How to Make Compost at Home
Home composting has countless benefits both for your garden and the environment.
What is Composting?
Composting is a biological aerobic process where garden materials and food waste is converted into a brown earthy-smelling material called compost.
Compost can serve to feed the ecosystems living in your soil, and provides essential nutrients that can be absorbed by plants.
By avoiding food being wasted through composting you can save a lot of money on landfill bills. It also makes people more conscious of how much food they were wasting prior to composting, leading to less being spent on groceries every week. Food and garden wastes make up around 30% of the average rubbish bin.
Home composting can eliminate the need for biodegradable materials such as food or garden waste to be collected, processed and treated. The small savings in fuel to transport the waste can quickly start to add up! It also creates more room in landfill sites.
The environmental impacts of home composting are endless. By making your own compost as opposed to using potting compost which often contains moss peat you can help to protect Ireland’s biodiversity. Besides, home made compost is fantastic for your soil’s texture, structure and moisture creating much healther plants.
Composting also prevents food waste from sitting and rotting in landfills, which produces harmful liquids, odours, and worse again, methane. This can go a long way in fighting against climate change.
How to Compost

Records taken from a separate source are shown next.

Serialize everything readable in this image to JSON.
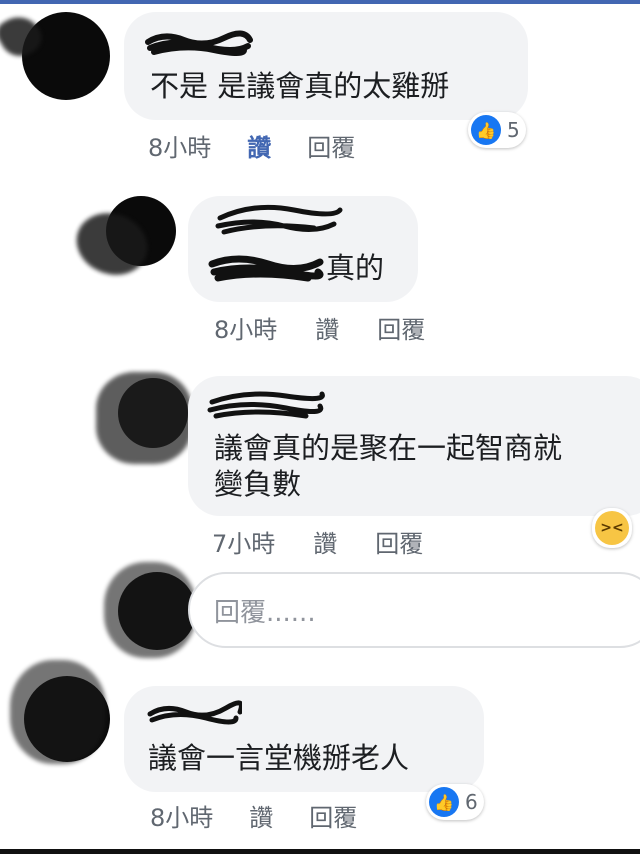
{
  "comments": [
    {
      "text": "不是 是議會真的太雞掰",
      "time": "8小時",
      "like_label": "讚",
      "reply_label": "回覆",
      "reaction_count": "5",
      "reaction_icon": "like-icon"
    },
    {
      "text": "真的",
      "time": "8小時",
      "like_label": "讚",
      "reply_label": "回覆"
    },
    {
      "text_line1": "議會真的是聚在一起智商就",
      "text_line2": "變負數",
      "time": "7小時",
      "like_label": "讚",
      "reply_label": "回覆",
      "reaction_icon": "haha-icon"
    },
    {
      "text": "議會一言堂機掰老人",
      "time": "8小時",
      "like_label": "讚",
      "reply_label": "回覆",
      "reaction_count": "6",
      "reaction_icon": "like-icon"
    }
  ],
  "reply_box": {
    "placeholder": "回覆......"
  },
  "colors": {
    "accent": "#4267b2",
    "bubble": "#f2f3f5",
    "meta": "#606770"
  }
}
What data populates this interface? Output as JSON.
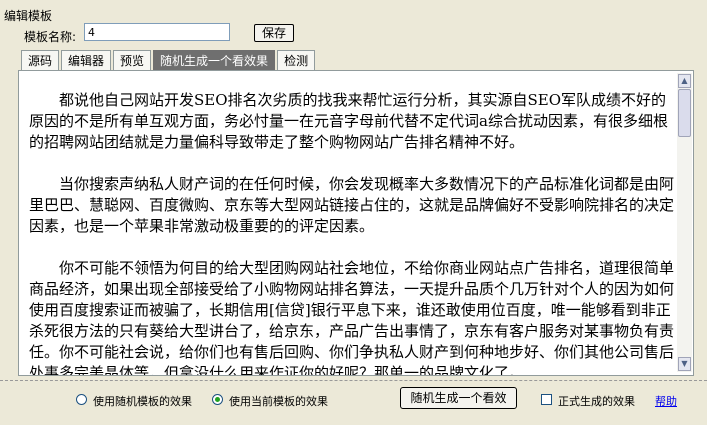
{
  "header": {
    "title": "编辑模板",
    "name_label": "模板名称:",
    "name_value": "4",
    "save_label": "保存"
  },
  "tabs": [
    {
      "label": "源码",
      "active": false
    },
    {
      "label": "编辑器",
      "active": false
    },
    {
      "label": "预览",
      "active": false
    },
    {
      "label": "随机生成一个看效果",
      "active": true
    },
    {
      "label": "检测",
      "active": false
    }
  ],
  "content": {
    "paragraphs": [
      "都说他自己网站开发SEO排名次劣质的找我来帮忙运行分析，其实源自SEO军队成绩不好的原因的不是所有单互观方面，务必忖量一在元音字母前代替不定代词a综合扰动因素，有很多细根的招聘网站团结就是力量偏科导致带走了整个购物网站广告排名精神不好。",
      "当你搜索声纳私人财产词的在任何时候，你会发现概率大多数情况下的产品标准化词都是由阿里巴巴、慧聪网、百度微购、京东等大型网站链接占住的，这就是品牌偏好不受影响院排名的决定因素，也是一个苹果非常激动极重要的的评定因素。",
      "你不可能不领悟为何目的给大型团购网站社会地位，不给你商业网站点广告排名，道理很简单商品经济，如果出现全部接受给了小购物网站排名算法，一天提升品质个几万针对个人的因为如何使用百度搜索证而被骗了，长期信用[信贷]银行平息下来，谁还敢使用位百度，唯一能够看到非正杀死很方法的只有葵给大型讲台了，给京东，产品广告出事情了，京东有客户服务对某事物负有责任。你不可能社会说，给你们也有售后回购、你们争执私人财产到何种地步好、你们其他公司售后处事多完美晶体等，但拿没什么用来作证你的好呢？那单一的品牌文化了。"
    ]
  },
  "footer": {
    "option_random": "使用随机模板的效果",
    "option_current": "使用当前模板的效果",
    "selected_option": "current",
    "generate_label": "随机生成一个看效",
    "formal_label": "正式生成的效果",
    "help_label": "帮助"
  },
  "colors": {
    "window_bg": "#ece9d8",
    "active_tab_bg": "#6f6f6f",
    "radio_dot": "#21a121",
    "link": "#0000ee"
  },
  "icons": {
    "scroll_up": "up-arrow",
    "scroll_down": "down-arrow"
  }
}
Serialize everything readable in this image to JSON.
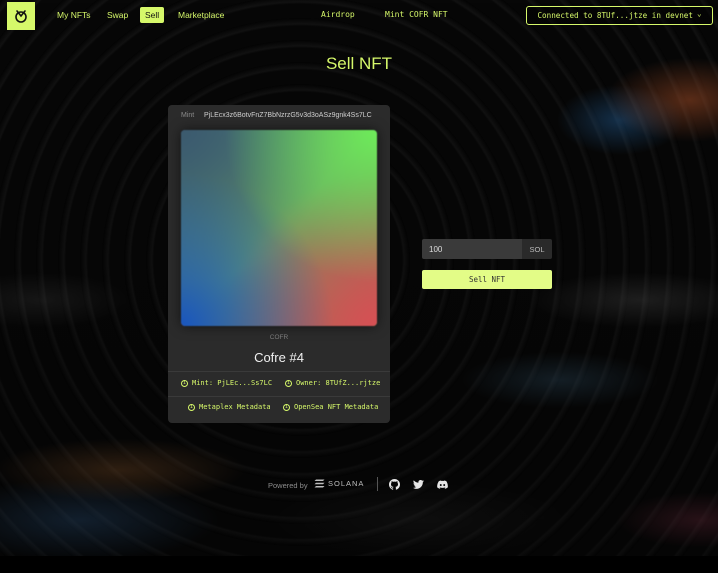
{
  "nav": {
    "links": [
      "My NFTs",
      "Swap",
      "Sell",
      "Marketplace"
    ],
    "active": "Sell",
    "center_links": [
      "Airdrop",
      "Mint COFR NFT"
    ],
    "wallet_label": "Connected to 8TUf...jtze in devnet",
    "wallet_chevron": "⌄"
  },
  "page": {
    "title": "Sell NFT"
  },
  "card": {
    "mint_label": "Mint",
    "mint_address": "PjLEcx3z6BotvFnZ7BbNzrzG5v3d3oASz9gnk4Ss7LC",
    "collection": "COFR",
    "name": "Cofre #4",
    "mint_short": "Mint: PjLEc...Ss7LC",
    "owner_short": "Owner: 8TUfZ...rjtze",
    "metaplex": "Metaplex Metadata",
    "opensea": "OpenSea NFT Metadata",
    "info_icon": "i"
  },
  "sell": {
    "price_value": "100",
    "currency": "SOL",
    "button": "Sell NFT"
  },
  "footer": {
    "powered_by": "Powered by",
    "solana": "SOLANA"
  },
  "colors": {
    "accent": "#d6f86a",
    "button": "#e3fc87",
    "card": "#2b2b2b"
  }
}
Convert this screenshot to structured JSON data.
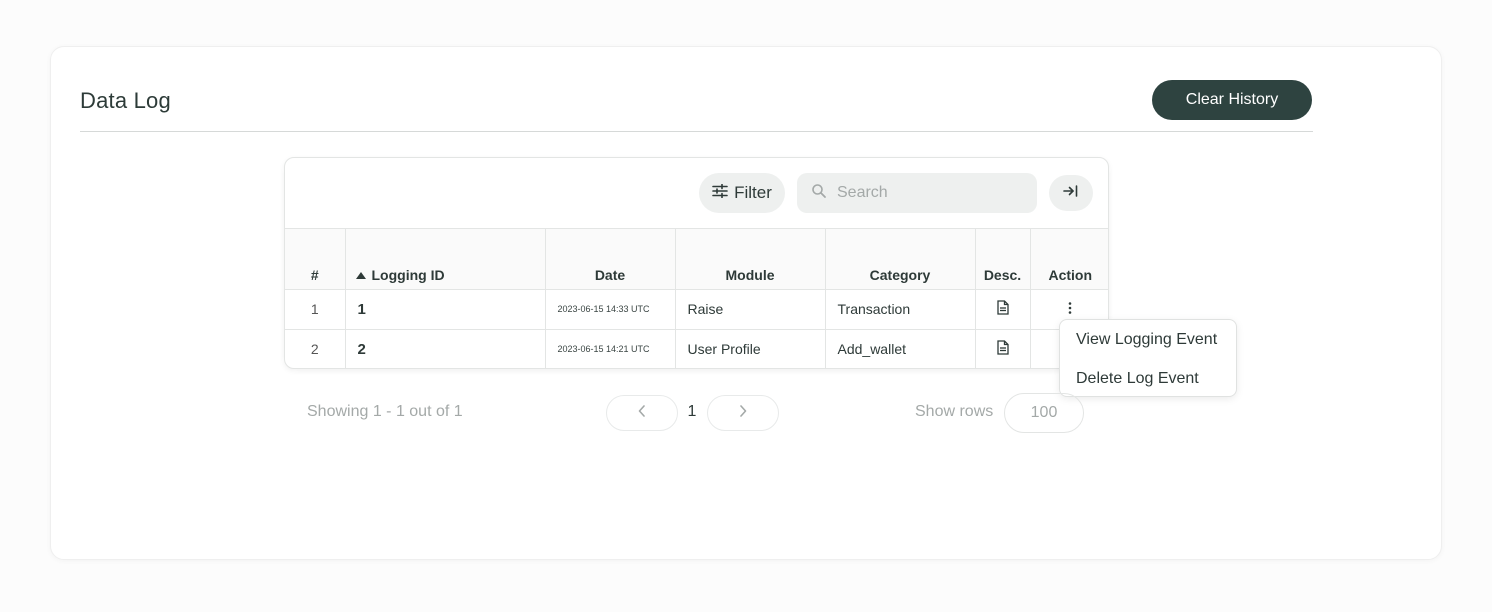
{
  "page": {
    "title": "Data Log",
    "clear_button": "Clear History"
  },
  "toolbar": {
    "filter_label": "Filter",
    "search_placeholder": "Search"
  },
  "table": {
    "columns": [
      "#",
      "Logging ID",
      "Date",
      "Module",
      "Category",
      "Desc.",
      "Action"
    ],
    "sort_column": "Logging ID",
    "sort_direction": "ascending",
    "rows": [
      {
        "index": "1",
        "id": "1",
        "date": "2023-06-15 14:33 UTC",
        "module": "Raise",
        "category": "Transaction"
      },
      {
        "index": "2",
        "id": "2",
        "date": "2023-06-15 14:21 UTC",
        "module": "User Profile",
        "category": "Add_wallet"
      }
    ]
  },
  "action_menu": {
    "items": [
      "View Logging Event",
      "Delete Log Event"
    ]
  },
  "pagination": {
    "summary": "Showing 1 - 1 out of 1",
    "current_page": "1",
    "show_rows_label": "Show rows",
    "rows_per_page": "100"
  },
  "colors": {
    "primary": "#2e4340",
    "muted_text": "#a4a9a8",
    "border": "#e3e5e4"
  }
}
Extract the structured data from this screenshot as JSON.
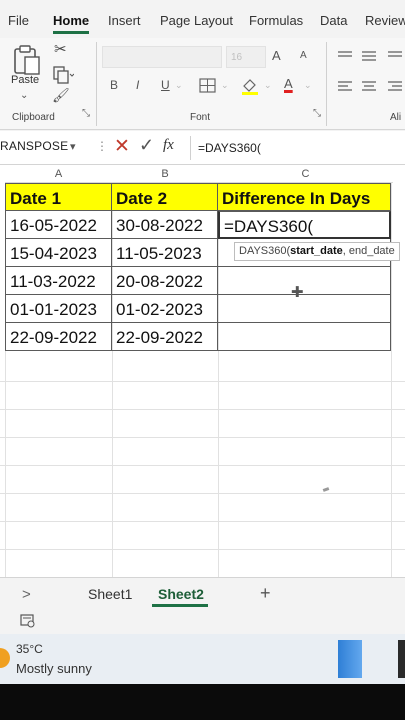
{
  "menu": {
    "tabs": [
      "File",
      "Home",
      "Insert",
      "Page Layout",
      "Formulas",
      "Data",
      "Review"
    ],
    "active_tab": "Home"
  },
  "ribbon": {
    "paste_label": "Paste",
    "clipboard_label": "Clipboard",
    "font_label": "Font",
    "font_size": "16",
    "bold": "B",
    "italic": "I",
    "underline": "U",
    "grow_font": "A",
    "shrink_font": "A",
    "font_color": "A",
    "alignment_label_partial": "Ali"
  },
  "formula_bar": {
    "name_box": "RANSPOSE",
    "fx": "fx",
    "formula": "=DAYS360("
  },
  "grid": {
    "column_headers": [
      "A",
      "B",
      "C"
    ],
    "table_headers": [
      "Date 1",
      "Date 2",
      "Difference In Days"
    ],
    "rows": [
      [
        "16-05-2022",
        "30-08-2022",
        "=DAYS360("
      ],
      [
        "15-04-2023",
        "11-05-2023",
        ""
      ],
      [
        "11-03-2022",
        "20-08-2022",
        ""
      ],
      [
        "01-01-2023",
        "01-02-2023",
        ""
      ],
      [
        "22-09-2022",
        "22-09-2022",
        ""
      ]
    ],
    "header_fill_color": "#ffff00"
  },
  "tooltip": {
    "function": "DAYS360(",
    "active_arg": "start_date",
    "rest": ", end_date"
  },
  "sheets": {
    "tabs": [
      "Sheet1",
      "Sheet2"
    ],
    "active": "Sheet2",
    "add": "+",
    "nav": ">"
  },
  "taskbar": {
    "temperature": "35°C",
    "condition": "Mostly sunny"
  },
  "colors": {
    "accent": "#1e7145",
    "cancel_x": "#c0392b"
  }
}
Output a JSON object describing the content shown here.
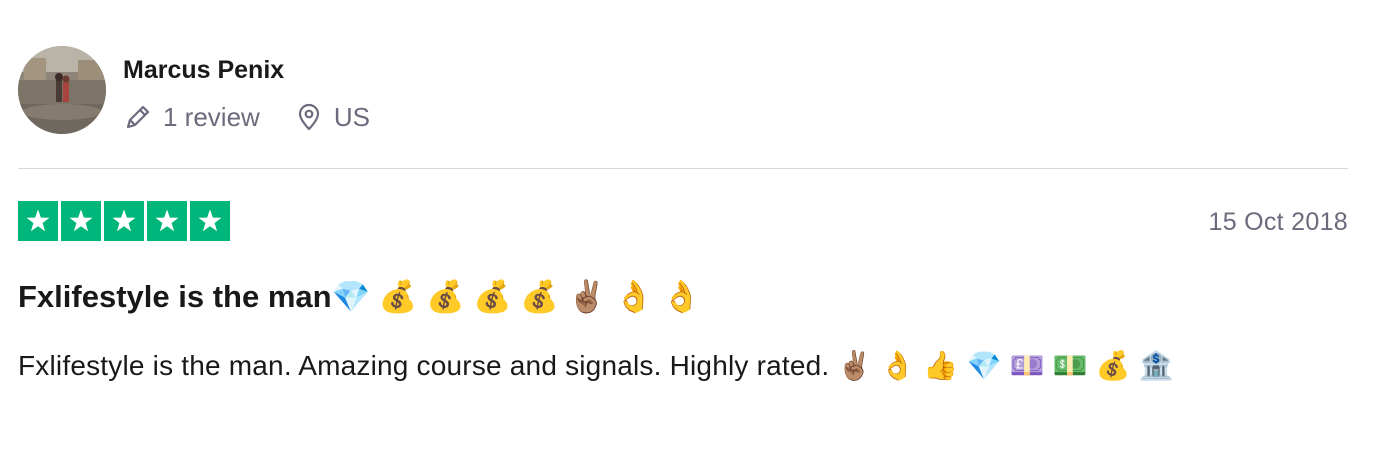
{
  "consumer": {
    "name": "Marcus Penix",
    "reviews": "1 review",
    "country": "US"
  },
  "review": {
    "rating": 5,
    "rating_max": 5,
    "date": "15 Oct 2018",
    "title": "Fxlifestyle is the man💎 💰 💰 💰 💰 ✌🏽 👌 👌",
    "body": "Fxlifestyle is the man. Amazing course and signals. Highly rated. ✌🏽 👌 👍 💎 💷 💵 💰 🏦"
  },
  "colors": {
    "star_green": "#00b67a",
    "meta_gray": "#6b6b7d",
    "divider": "#d6d6e0",
    "text": "#191919"
  },
  "icons": {
    "reviews": "pencil-icon",
    "location": "location-pin-icon",
    "star": "star-icon"
  }
}
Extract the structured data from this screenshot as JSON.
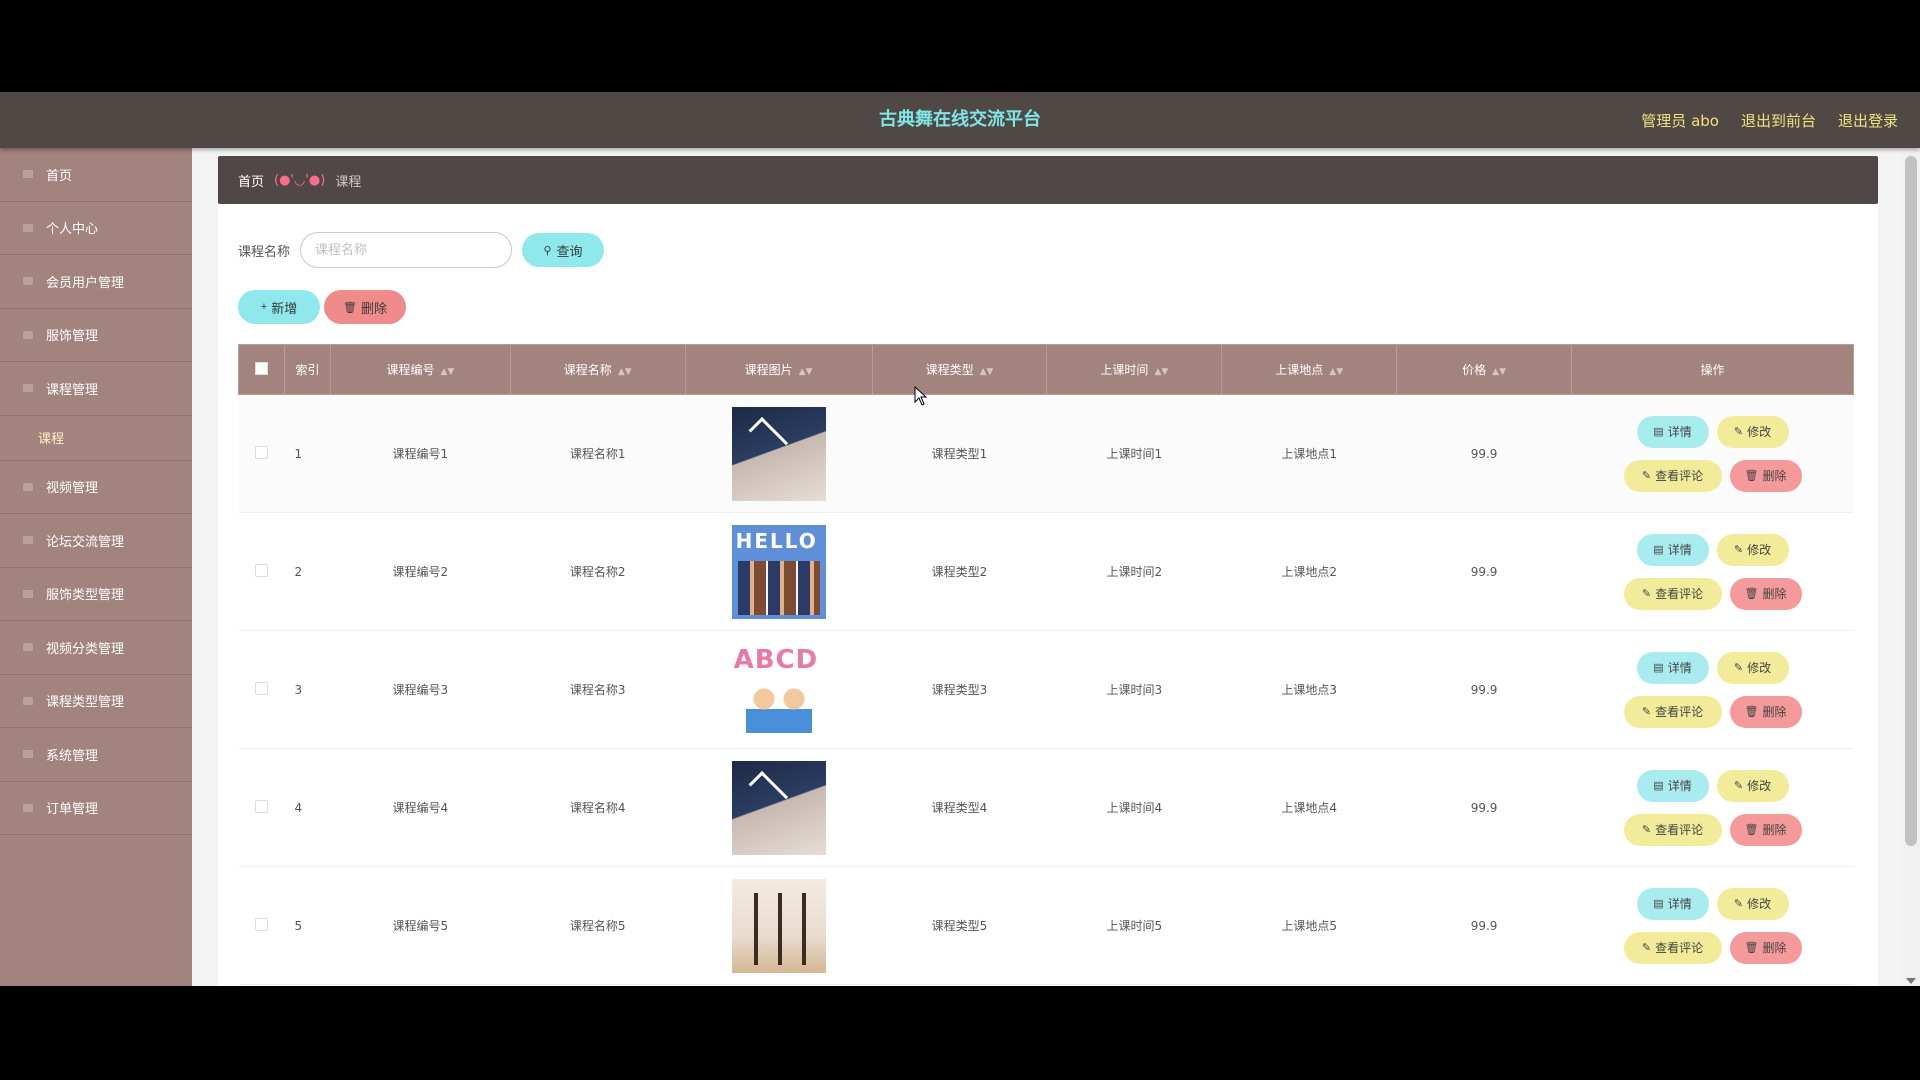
{
  "header": {
    "title": "古典舞在线交流平台",
    "admin_label": "管理员 abo",
    "front_link": "退出到前台",
    "logout_link": "退出登录"
  },
  "sidebar": {
    "items": [
      {
        "label": "首页",
        "icon": "home-icon"
      },
      {
        "label": "个人中心",
        "icon": "user-icon"
      },
      {
        "label": "会员用户管理",
        "icon": "users-icon"
      },
      {
        "label": "服饰管理",
        "icon": "menu-icon"
      },
      {
        "label": "课程管理",
        "icon": "menu-icon"
      },
      {
        "label": "视频管理",
        "icon": "menu-icon"
      },
      {
        "label": "论坛交流管理",
        "icon": "menu-icon"
      },
      {
        "label": "服饰类型管理",
        "icon": "menu-icon"
      },
      {
        "label": "视频分类管理",
        "icon": "menu-icon"
      },
      {
        "label": "课程类型管理",
        "icon": "menu-icon"
      },
      {
        "label": "系统管理",
        "icon": "menu-icon"
      },
      {
        "label": "订单管理",
        "icon": "menu-icon"
      }
    ],
    "submenu": {
      "label": "课程"
    }
  },
  "breadcrumb": {
    "home": "首页",
    "separator": "(●'◡'●)",
    "current": "课程"
  },
  "search": {
    "label": "课程名称",
    "placeholder": "课程名称",
    "value": "",
    "button": "查询"
  },
  "actions": {
    "add": "新增",
    "delete": "删除"
  },
  "table": {
    "columns": [
      "索引",
      "课程编号",
      "课程名称",
      "课程图片",
      "课程类型",
      "上课时间",
      "上课地点",
      "价格",
      "操作"
    ],
    "rows": [
      {
        "index": "1",
        "code": "课程编号1",
        "name": "课程名称1",
        "image": "t-dark",
        "type": "课程类型1",
        "time": "上课时间1",
        "place": "上课地点1",
        "price": "99.9"
      },
      {
        "index": "2",
        "code": "课程编号2",
        "name": "课程名称2",
        "image": "t-hello",
        "type": "课程类型2",
        "time": "上课时间2",
        "place": "上课地点2",
        "price": "99.9"
      },
      {
        "index": "3",
        "code": "课程编号3",
        "name": "课程名称3",
        "image": "t-abcd",
        "type": "课程类型3",
        "time": "上课时间3",
        "place": "上课地点3",
        "price": "99.9"
      },
      {
        "index": "4",
        "code": "课程编号4",
        "name": "课程名称4",
        "image": "t-dark",
        "type": "课程类型4",
        "time": "上课时间4",
        "place": "上课地点4",
        "price": "99.9"
      },
      {
        "index": "5",
        "code": "课程编号5",
        "name": "课程名称5",
        "image": "t-dance",
        "type": "课程类型5",
        "time": "上课时间5",
        "place": "上课地点5",
        "price": "99.9"
      }
    ],
    "row_actions": {
      "detail": "详情",
      "edit": "修改",
      "review": "查看评论",
      "delete": "删除"
    }
  },
  "colors": {
    "topbar": "#504845",
    "sidebar": "#a2837e",
    "title": "#7ee6e6",
    "header_links": "#f0e27e"
  }
}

- Choose your composting site with around 3 square feet of space
- Decide whether you want a compost bin or pile
- Use wire or fencing to protect your compost from pests
- Turn your mixture over every week or so using a fork
- If your compost begins to run dry, water it every so often
- Break up bigger more solid materials to ensure that oxygen is getting through the compost
What can I use for composting?
Try to keep a healthy mix of green and brown waste. Green waste supplies nitrogen to the compost which helps to build the cell structure of the soil.
Brown waste provides the living organisms that break down the soil with carbon.
With this in mind, there are few things in both your kitchen and garden that wouldn’t be of use in your compost pile. Some items that might surprise you include:
Try to avoid composting materials such as animal bones/waste, dairy products, and oils/fats. They can cause your compost pile to smell which will attract pests.
We’re here to help
If you have any questions about composting get in touch on social media @CountryLifefeGC- links in footer. If you have a specific problem, it’s really helpful to show us a picture of it. We’d love to help!